1 Preliminary Note
In this tutorial, I use the hostname server1.zetservers.com with the IP address 192.168.1.100. These settings might differ for you, so you have to replace them where appropriate.
2 Installing MariaDB as MySQL drop in replacement
First, we install MySQL like this:
yum -y install mariadb mariadb-server
Then we create the system startup links for MySQL (so that MySQL starts automatically whenever the system boots) and start the MySQL server:
systemctl enable mariadb.service
systemctl start mariadb.service
Set passwords for the MarisDB root account:
[root@server1 ~]# mysql_secure_installation
NOTE: RUNNING ALL PARTS OF THIS SCRIPT IS RECOMMENDED FOR ALL MariaDB
SERVERS IN PRODUCTION USE! PLEASE READ EACH STEP CAREFULLY!
In order to log into MariaDB to secure it, we’ll need the current
password for the root user. If you’ve just installed MariaDB, and
you haven’t set the root password yet, the password will be blank,
so you should just press enter here.
Enter current password for root (enter for none): <– press enter
OK, successfully used password, moving on…
Setting the root password ensures that nobody can log into the MariaDB
root user without the proper authorisation.
Set root password? [Y/n] <– y
New password: <– enter new password
Re-enter new password: <– enter new password
Password updated successfully!
Reloading privilege tables..
By default, a MariaDB installation has an anonymous user, allowing anyone
to log into MariaDB without having to have a user account created for
them. This is intended only for testing, and to make the installation
go a bit smoother. You should remove them before moving into a
Remove anonymous users? [Y/n] <– y
Normally, root should only be allowed to connect from ‘localhost’. This
ensures that someone cannot guess at the root password from the network.
Disallow root login remotely? [Y/n] <– y
By default, MariaDB comes with a database named ‘test’ that anyone can
access. This is also intended only for testing, and should be removed
before moving into a production environment.
Remove test database and access to it? [Y/n] <– y
– Dropping test database…
– Removing privileges on test database…
Reloading the privilege tables will ensure that all changes made so far
will take effect immediately.
Reload privilege tables now? [Y/n] <– y
All done! If you’ve completed all of the above steps, your MariaDB
installation should now be secure.
3 Installing Lighttpd
Because Lighttpd and PHP-FPM are not available from the official CentOS repositories, we need to enable the EPEL repository:
yum -y install epel-release
Import the EPEL GPG-key:
rpm –import /etc/pki/rpm-gpg/RPM-GPG-KEY-EPEL-7
and then run:
Afterwards, we can install Lighttpd like this:
yum -y install lighttpd
Then we create the system startup links for Lighttpd (so that Lighttpd starts automatically whenever the system boots) and start it:

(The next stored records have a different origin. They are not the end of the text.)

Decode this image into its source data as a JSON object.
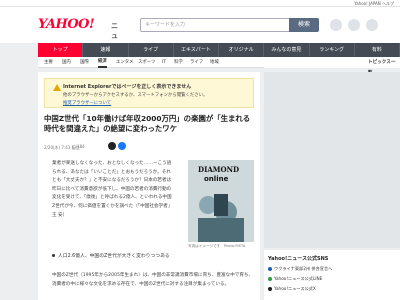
{
  "topbar": {
    "links": "Yahoo! JAPAN ヘルプ"
  },
  "header": {
    "logo": "YAHOO!",
    "logo_sub": "ニュース",
    "search_placeholder": "キーワードを入力",
    "search_button": "検索"
  },
  "nav": {
    "items": [
      {
        "label": "トップ",
        "active": true
      },
      {
        "label": "速報",
        "active": false
      },
      {
        "label": "ライブ",
        "active": false
      },
      {
        "label": "エキスパート",
        "active": false
      },
      {
        "label": "オリジナル",
        "active": false
      },
      {
        "label": "みんなの意見",
        "active": false
      },
      {
        "label": "ランキング",
        "active": false
      },
      {
        "label": "有料",
        "active": false
      }
    ]
  },
  "subnav": {
    "items": [
      "主要",
      "国内",
      "国際",
      "経済",
      "エンタメ",
      "スポーツ",
      "IT",
      "科学",
      "ライフ",
      "地域"
    ],
    "active": "経済",
    "right": "トピックス一覧"
  },
  "notice": {
    "title": "Internet Explorerではページを正しく表示できません",
    "line1": "他のブラウザーからアクセスするか、スマートフォンから閲覧ください。",
    "link": "推奨ブラウザーについて"
  },
  "article": {
    "title": "中国Z世代「10年働けば年収2000万円」の楽園が「生まれる時代を間違えた」の絶望に変わったワケ",
    "date": "2/20(木) 7:43 配信",
    "comments": "184",
    "body": "業者が楽送しなくなった、おとなしくなった……ーこう語られる、あなたは「いいことだ」とおもうだろうか。それとも「大丈夫か？」と不安になるだろうか？日本の若者は昨日に比べて消費意欲が低下し、中国の若者の消費行動の変化を受けて、「歳後」と呼ばれる2億人、といわれる中国Z世代が今、何に価値を置くかを調べた（「中国社会学者」王 安）",
    "photo_logo_1": "DIAMOND",
    "photo_logo_2": "online",
    "caption": "写真はイメージです　Photo:PIXTA",
    "bullet": "人口2.6億人、中国のZ世代が大きく変わりつつある",
    "body2": "中国のZ世代（1995年から2005年生まれ）は、中国の非常識消費市場に育ち、豊富な中で育ち、消費者の中に様々な文化を求める存在で、中国のZ世代に対する注目が集まっている。"
  },
  "sidebar": {
    "heading": "Yahoo!ニュース公式SNS",
    "rows": [
      {
        "label": "ウクライナ東部2州 併合宣言へ",
        "color": "#1a5fb4"
      },
      {
        "label": "Yahoo!ニュース公式LINE",
        "color": "#2b9c3b"
      },
      {
        "label": "Yahoo!ニュース公式X",
        "color": "#222222"
      }
    ]
  },
  "colors": {
    "brand": "#ff0033",
    "nav_bg": "#444b55",
    "notice_bg": "#fff8d6",
    "link": "#1a5fb4"
  }
}
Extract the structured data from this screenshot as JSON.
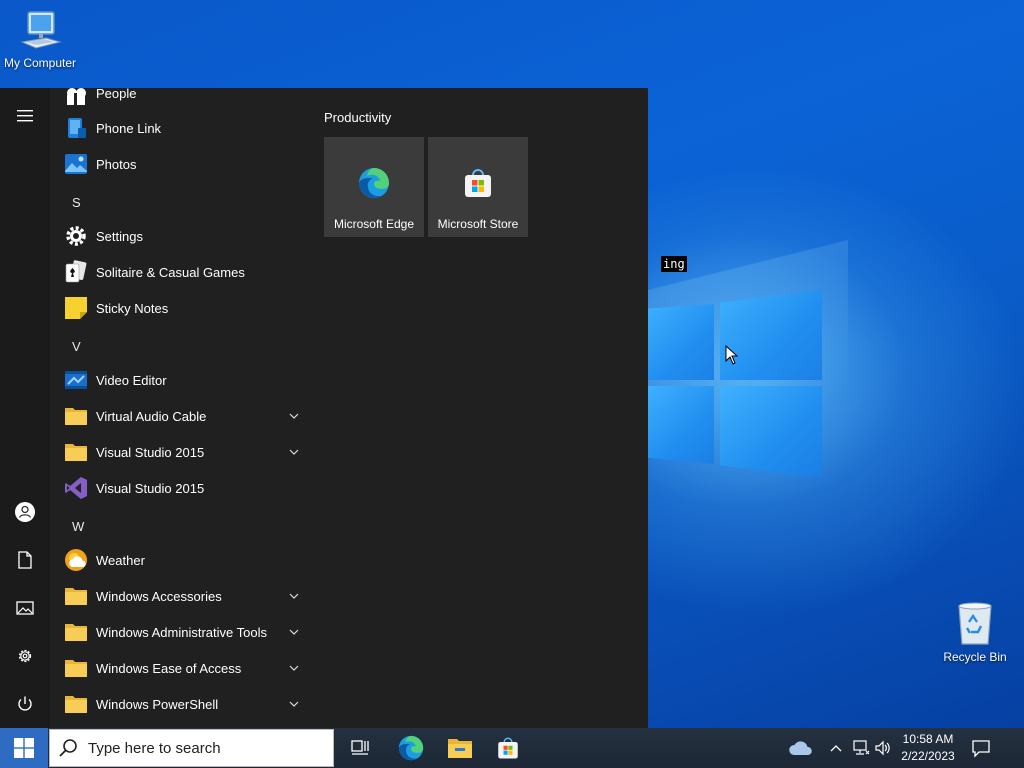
{
  "desktop": {
    "icons": [
      {
        "label": "My Computer",
        "icon": "computer-icon"
      },
      {
        "label": "Recycle Bin",
        "icon": "recycle-bin-icon"
      }
    ],
    "overlay_text": "ing"
  },
  "start_menu": {
    "rail": [
      "hamburger-menu-icon",
      "user-account-icon",
      "documents-icon",
      "pictures-icon",
      "settings-gear-icon",
      "power-icon"
    ],
    "apps": [
      {
        "type": "app",
        "label": "People",
        "icon": "people-icon"
      },
      {
        "type": "app",
        "label": "Phone Link",
        "icon": "phone-link-icon"
      },
      {
        "type": "app",
        "label": "Photos",
        "icon": "photos-icon"
      },
      {
        "type": "letter",
        "label": "S"
      },
      {
        "type": "app",
        "label": "Settings",
        "icon": "settings-icon"
      },
      {
        "type": "app",
        "label": "Solitaire & Casual Games",
        "icon": "solitaire-icon"
      },
      {
        "type": "app",
        "label": "Sticky Notes",
        "icon": "sticky-notes-icon"
      },
      {
        "type": "letter",
        "label": "V"
      },
      {
        "type": "app",
        "label": "Video Editor",
        "icon": "video-editor-icon"
      },
      {
        "type": "folder",
        "label": "Virtual Audio Cable",
        "icon": "folder-icon"
      },
      {
        "type": "folder",
        "label": "Visual Studio 2015",
        "icon": "folder-icon"
      },
      {
        "type": "app",
        "label": "Visual Studio 2015",
        "icon": "visual-studio-icon"
      },
      {
        "type": "letter",
        "label": "W"
      },
      {
        "type": "app",
        "label": "Weather",
        "icon": "weather-icon"
      },
      {
        "type": "folder",
        "label": "Windows Accessories",
        "icon": "folder-icon"
      },
      {
        "type": "folder",
        "label": "Windows Administrative Tools",
        "icon": "folder-icon"
      },
      {
        "type": "folder",
        "label": "Windows Ease of Access",
        "icon": "folder-icon"
      },
      {
        "type": "folder",
        "label": "Windows PowerShell",
        "icon": "folder-icon"
      }
    ],
    "tiles_group_title": "Productivity",
    "tiles": [
      {
        "label": "Microsoft Edge",
        "icon": "edge-icon"
      },
      {
        "label": "Microsoft Store",
        "icon": "store-icon"
      }
    ]
  },
  "taskbar": {
    "search_placeholder": "Type here to search",
    "pinned": [
      "task-view-icon",
      "edge-icon",
      "file-explorer-icon",
      "store-icon"
    ],
    "tray": [
      "onedrive-cloud-icon",
      "chevron-up-icon",
      "network-icon",
      "volume-icon"
    ],
    "time": "10:58 AM",
    "date": "2/22/2023",
    "notification_icon": "action-center-icon"
  }
}
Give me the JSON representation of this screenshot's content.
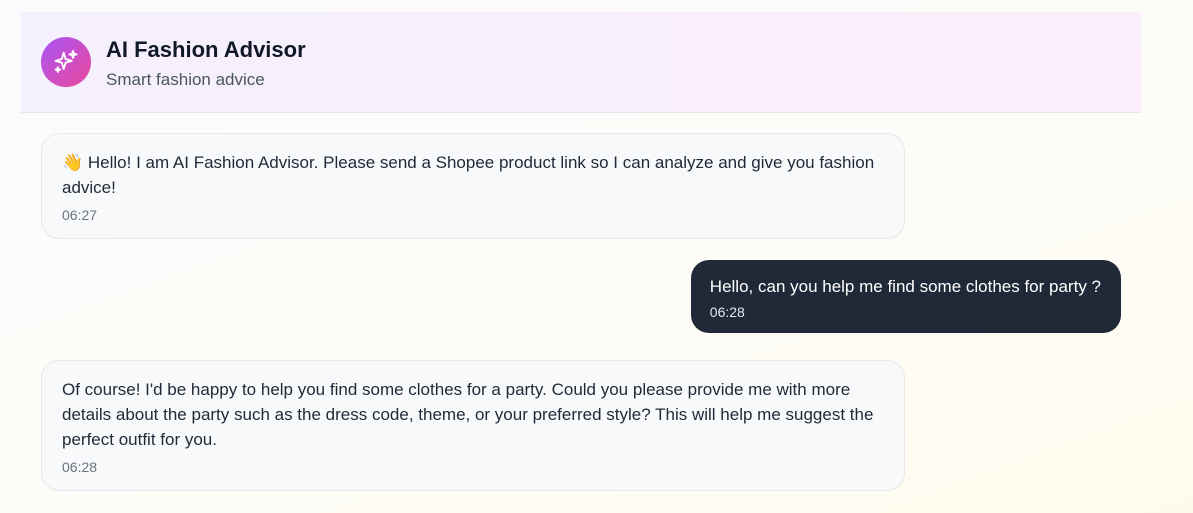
{
  "header": {
    "title": "AI Fashion Advisor",
    "subtitle": "Smart fashion advice",
    "avatar_icon": "sparkles-icon"
  },
  "colors": {
    "avatar_gradient": [
      "#a855f7",
      "#ec4899"
    ],
    "user_bubble": "#1f2937",
    "bot_bubble": "#f8f9fb"
  },
  "messages": [
    {
      "role": "bot",
      "text": "👋 Hello! I am AI Fashion Advisor. Please send a Shopee product link so I can analyze and give you fashion advice!",
      "time": "06:27"
    },
    {
      "role": "user",
      "text": "Hello, can you help me find some clothes for party ?",
      "time": "06:28"
    },
    {
      "role": "bot",
      "text": "Of course! I'd be happy to help you find some clothes for a party. Could you please provide me with more details about the party such as the dress code, theme, or your preferred style? This will help me suggest the perfect outfit for you.",
      "time": "06:28"
    }
  ]
}
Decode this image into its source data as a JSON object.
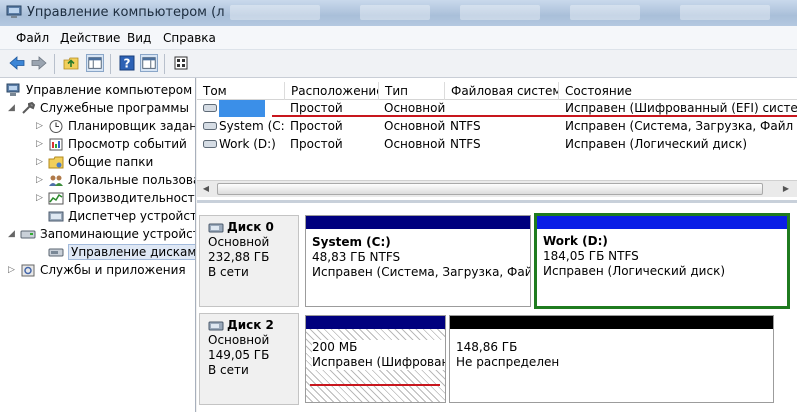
{
  "window": {
    "title": "Управление компьютером (л"
  },
  "menu": [
    "Файл",
    "Действие",
    "Вид",
    "Справка"
  ],
  "tree": {
    "root": "Управление компьютером (л",
    "items": [
      {
        "label": "Служебные программы",
        "level": 1,
        "expand": "◢"
      },
      {
        "label": "Планировщик заданий",
        "level": 2,
        "expand": "▷"
      },
      {
        "label": "Просмотр событий",
        "level": 2,
        "expand": "▷"
      },
      {
        "label": "Общие папки",
        "level": 2,
        "expand": "▷"
      },
      {
        "label": "Локальные пользовате",
        "level": 2,
        "expand": "▷"
      },
      {
        "label": "Производительность",
        "level": 2,
        "expand": "▷"
      },
      {
        "label": "Диспетчер устройств",
        "level": 2,
        "expand": ""
      },
      {
        "label": "Запоминающие устройст",
        "level": 1,
        "expand": "◢"
      },
      {
        "label": "Управление дисками",
        "level": 2,
        "expand": "",
        "selected": true
      },
      {
        "label": "Службы и приложения",
        "level": 1,
        "expand": "▷"
      }
    ]
  },
  "volumes": {
    "columns": [
      "Том",
      "Расположение",
      "Тип",
      "Файловая система",
      "Состояние"
    ],
    "rows": [
      {
        "name": "",
        "layout": "Простой",
        "type": "Основной",
        "fs": "",
        "status": "Исправен (Шифрованный (EFI) системны"
      },
      {
        "name": "System (C:)",
        "layout": "Простой",
        "type": "Основной",
        "fs": "NTFS",
        "status": "Исправен (Система, Загрузка, Файл подк"
      },
      {
        "name": "Work (D:)",
        "layout": "Простой",
        "type": "Основной",
        "fs": "NTFS",
        "status": "Исправен (Логический диск)"
      }
    ]
  },
  "disks": [
    {
      "name": "Диск 0",
      "kind": "Основной",
      "size": "232,88 ГБ",
      "state": "В сети",
      "partitions": [
        {
          "name": "System  (C:)",
          "size": "48,83 ГБ NTFS",
          "status": "Исправен (Система, Загрузка, Файл по"
        },
        {
          "name": "Work  (D:)",
          "size": "184,05 ГБ NTFS",
          "status": "Исправен (Логический диск)"
        }
      ]
    },
    {
      "name": "Диск 2",
      "kind": "Основной",
      "size": "149,05 ГБ",
      "state": "В сети",
      "partitions": [
        {
          "name": "",
          "size": "200 МБ",
          "status": "Исправен (Шифрованн"
        },
        {
          "name": "",
          "size": "148,86 ГБ",
          "status": "Не распределен"
        }
      ]
    }
  ],
  "colors": {
    "primary_bar": "#00007e",
    "selected_border": "#1f7b1f",
    "unallocated_bar": "#000000",
    "hidden_name": "#3b8fe8",
    "annotation": "#c8161d"
  }
}
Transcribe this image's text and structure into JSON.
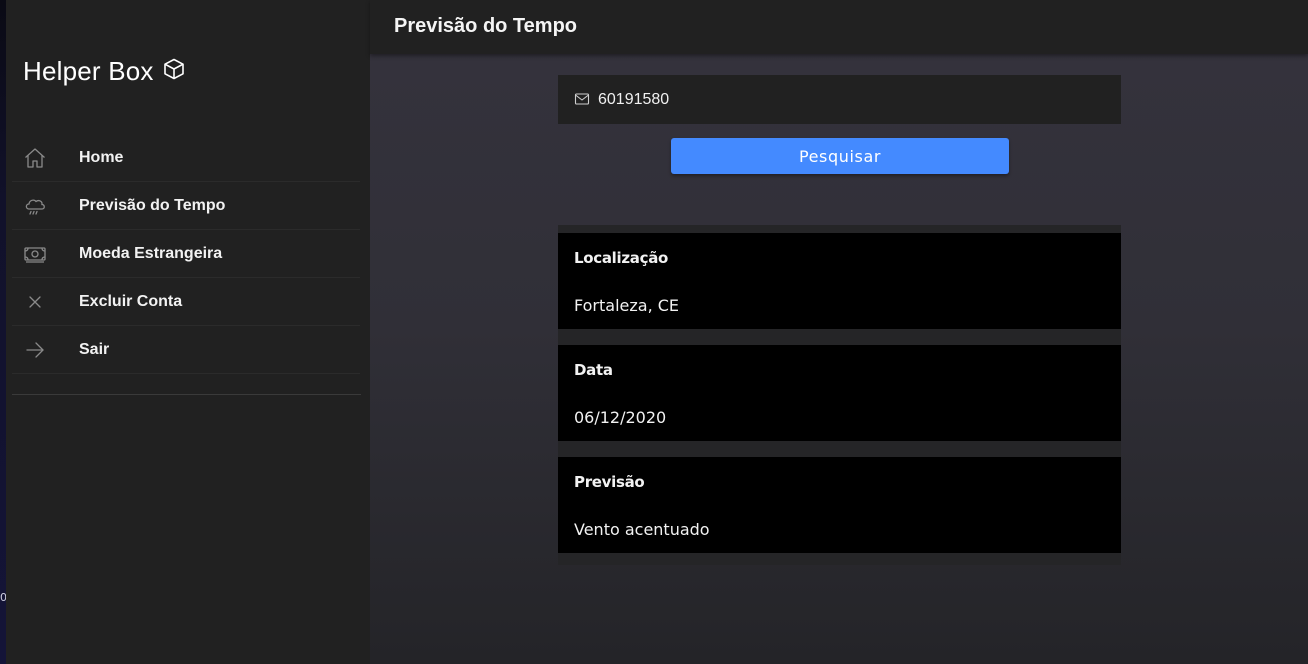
{
  "app": {
    "name": "Helper Box",
    "brand_icon": "cube-icon"
  },
  "edge": {
    "glyph": "0"
  },
  "sidebar": {
    "items": [
      {
        "label": "Home",
        "icon": "home-icon"
      },
      {
        "label": "Previsão do Tempo",
        "icon": "rain-cloud-icon"
      },
      {
        "label": "Moeda Estrangeira",
        "icon": "money-icon"
      },
      {
        "label": "Excluir Conta",
        "icon": "close-icon"
      },
      {
        "label": "Sair",
        "icon": "arrow-right-icon"
      }
    ]
  },
  "header": {
    "title": "Previsão do Tempo"
  },
  "search": {
    "cep_value": "60191580",
    "icon": "mail-icon",
    "button_label": "Pesquisar"
  },
  "results": [
    {
      "title": "Localização",
      "value": "Fortaleza, CE"
    },
    {
      "title": "Data",
      "value": "06/12/2020"
    },
    {
      "title": "Previsão",
      "value": "Vento acentuado"
    }
  ],
  "colors": {
    "accent": "#448aff",
    "sidebar_bg": "#212121",
    "card_bg": "#000000"
  }
}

systemctl enable lighttpd.service systemctl start lighttpd.service
If Lighttpd fails to start with the following error message…
(network.c.203) socket failed: Address family not supported by protocol
… open /etc/lighttpd/lighttpd.conf…
… and change server.use-ipv6 from enable to disable:
[...] ## ## Use IPv6? ## server.use-ipv6 = "disable" [...]
Then try to start Lighttpd again – it should now work without any problem:
systemctl start lighttpd.service
Lighttpd has its document root in /var/www/htdocs (base directory /var/www plus htdocs as subdirectory according to lighttpd.conf file) but it installs the default files to /var/www/lighttpd. That’s inconsistent so we have to rename the directory like this.
mv /var/www/lighttpd /var/www/htdocs
Now direct your browser to http://192.168.1.100, and you should see the following page:
Lighttpd’s default document root is /var/www/htdocs/ on CentOS 7, and the configuration file is /etc/lighttpd/lighttpd.conf.
4 Installing PHP
We can make PHP work in Lighttpd through PHP-FPM which we install like this:
yum -y install php-fpm lighttpd-fastcgi
PHP-FPM is a daemon process that runs a FastCGI server on port 9000.
… and set user and group to lighttpd:
[...] ; Unix user/group of processes ; Note: The user is mandatory. If the group is not set, the default user's group ; will be used. ; RPM: apache Choosed to be able to access some dir as httpd user = lighttpd ; RPM: Keep a group allowed to write in log dir. group = lighttpd [...]
Create the system startup links for PHP-FPM and start it:
systemctl enable php-fpm.service systemctl start php-fpm.service